Exercise details
Word for word, output the data, with none of its pictures.

Records for processing
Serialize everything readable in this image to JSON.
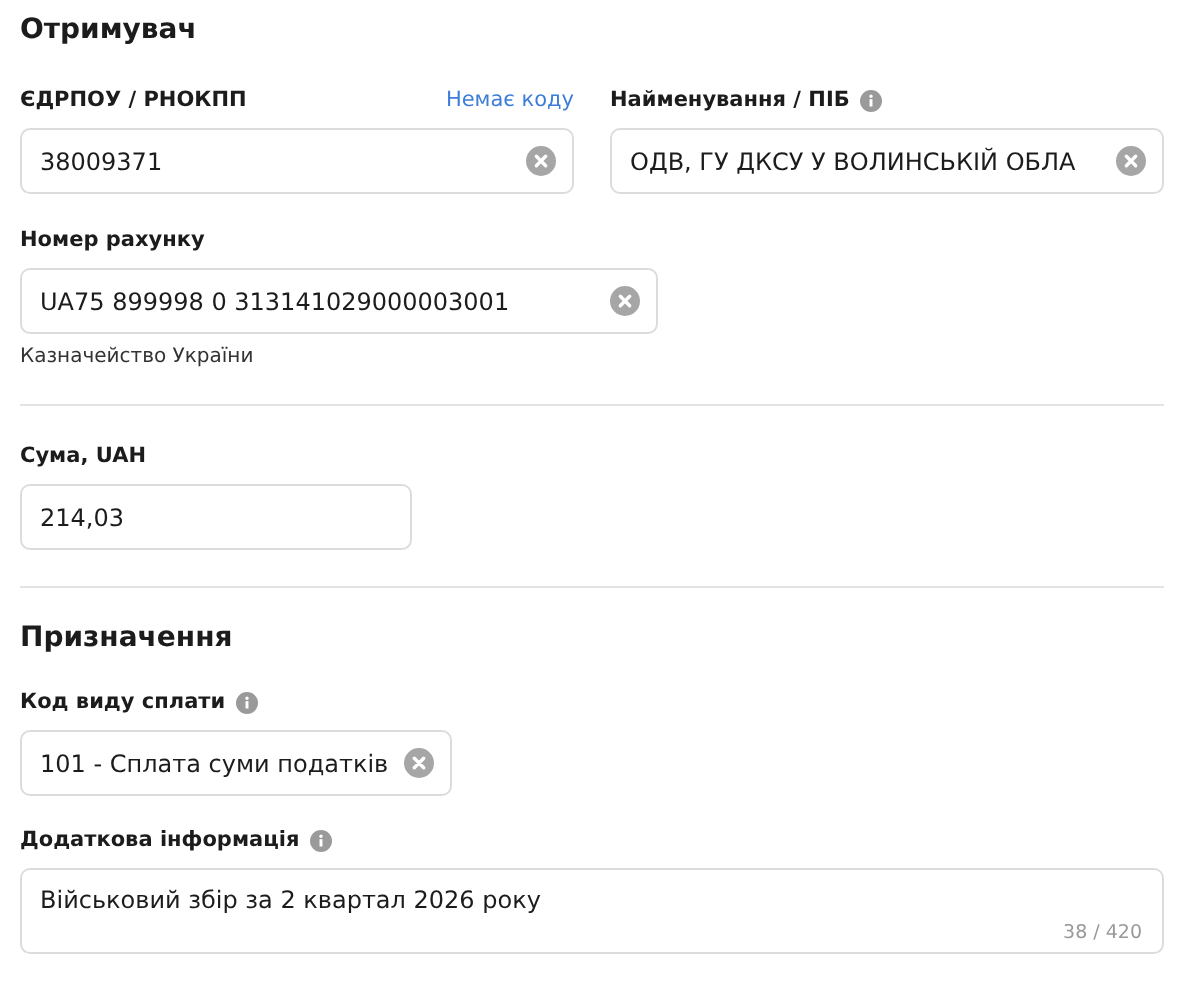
{
  "recipient": {
    "title": "Отримувач",
    "code": {
      "label": "ЄДРПОУ / РНОКПП",
      "link": "Немає коду",
      "value": "38009371",
      "clearable": true
    },
    "name": {
      "label": "Найменування / ПІБ",
      "info": true,
      "value": "ОДВ, ГУ ДКСУ У ВОЛИНСЬКІЙ ОБЛА",
      "clearable": true
    },
    "account": {
      "label": "Номер рахунку",
      "value": "UA75 899998 0 313141029000003001",
      "clearable": true,
      "note": "Казначейство України"
    }
  },
  "amount": {
    "label": "Сума, UAH",
    "value": "214,03",
    "clearable": false
  },
  "purpose": {
    "title": "Призначення",
    "payment_code": {
      "label": "Код виду сплати",
      "info": true,
      "value": "101 - Сплата суми податків",
      "clearable": true
    },
    "details": {
      "label": "Додаткова інформація",
      "info": true,
      "value": "Військовий збір за 2 квартал 2026 року",
      "counter": "38 / 420"
    }
  }
}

Expected answer
Serialize everything readable in this image to JSON.
{
  "recipient": {
    "title": "Отримувач",
    "code": {
      "label": "ЄДРПОУ / РНОКПП",
      "link": "Немає коду",
      "value": "38009371",
      "clearable": true
    },
    "name": {
      "label": "Найменування / ПІБ",
      "info": true,
      "value": "ОДВ, ГУ ДКСУ У ВОЛИНСЬКІЙ ОБЛА",
      "clearable": true
    },
    "account": {
      "label": "Номер рахунку",
      "value": "UA75 899998 0 313141029000003001",
      "clearable": true,
      "note": "Казначейство України"
    }
  },
  "amount": {
    "label": "Сума, UAH",
    "value": "214,03",
    "clearable": false
  },
  "purpose": {
    "title": "Призначення",
    "payment_code": {
      "label": "Код виду сплати",
      "info": true,
      "value": "101 - Сплата суми податків",
      "clearable": true
    },
    "details": {
      "label": "Додаткова інформація",
      "info": true,
      "value": "Військовий збір за 2 квартал 2026 року",
      "counter": "38 / 420"
    }
  }
}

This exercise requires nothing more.